Thinking about education this week.
Are schools failing to challenge students? Is school too easy? A recent study suggest that is indeed the case. A key quote: “But when you see most students say math work is too easy but are not doing math at grade level, that seems quite troubling.” That seems paradoxical, but speaking from having worked a number of years in the trenches of teaching writing, I can assure you it’s not the case. In order to have high standards, and genuinely challenge students, it is necessary that students fail if their work does not meet the standard. However, there is very little tolerance for failure in the current American educational system. So: if you are getting pressured to have students pass, then the natural end result (usually occurring in slow stages) is that expectations get lowered; the work gets easier and easier, so that every student who shows up and does minimal work can pass.

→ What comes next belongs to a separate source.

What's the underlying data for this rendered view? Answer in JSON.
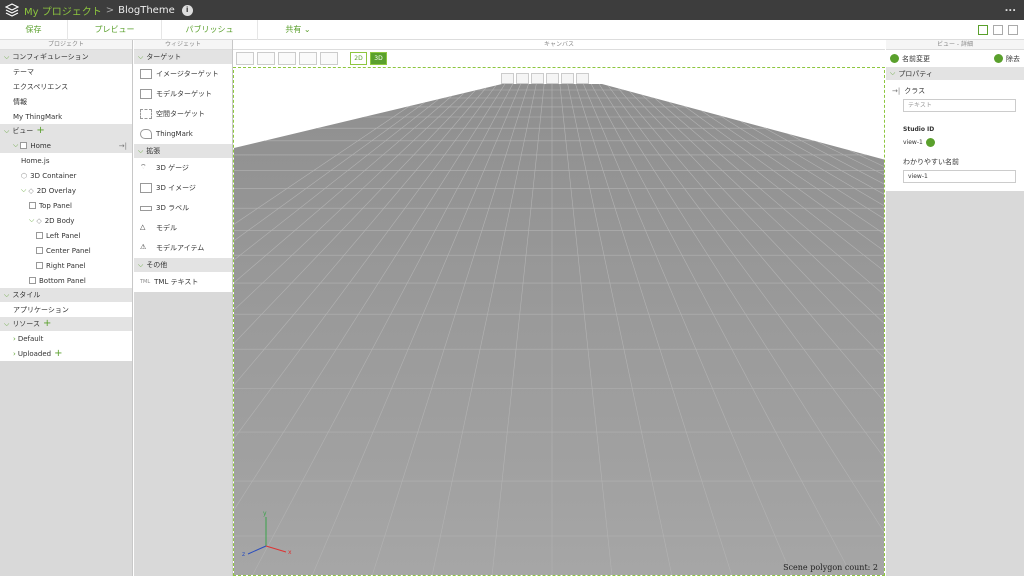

However, there are a couple of problems with this: one is that lowering expectations reduces student motivation; bored students who know they’re going to pass pretty much no matter what, are students who don’t work very hard (and I don’t blame them). The other is that there’s a limit to how much the presentation of the material can be tailored to make it easier; at a certain point, the way to make a subject easier is to cut back on the number of concepts taught and reduce the depth of the engagement with the material. The result? Students recognize that their classes are too easy… and yet they still perform below expectations on tests.
Here is an article on “Vintage Propaganda Posters for Books.” The colorful posters, obviously intended for schools and libraries, instruct students to, for instance, use bookmarks instead of placing a book face-down, not to dog-ear pages, and not to leave books out in the rain.
What interests me is the article’s tone: these posters are “propagandistic” and “peculiar.” The implication is that somehow the Establishment is oppressing young people, brainwashing them to… to… treat books (especially library books, which are shared) with care so that they will last and be able to be re-read. Hm. Where did we go wrong, that teaching good stewardship and good manners is propagandistic?
Here’s a good piece on why Christians should read fiction.
And just for fun: have you ever wondered why old books smell so good? Here’s why.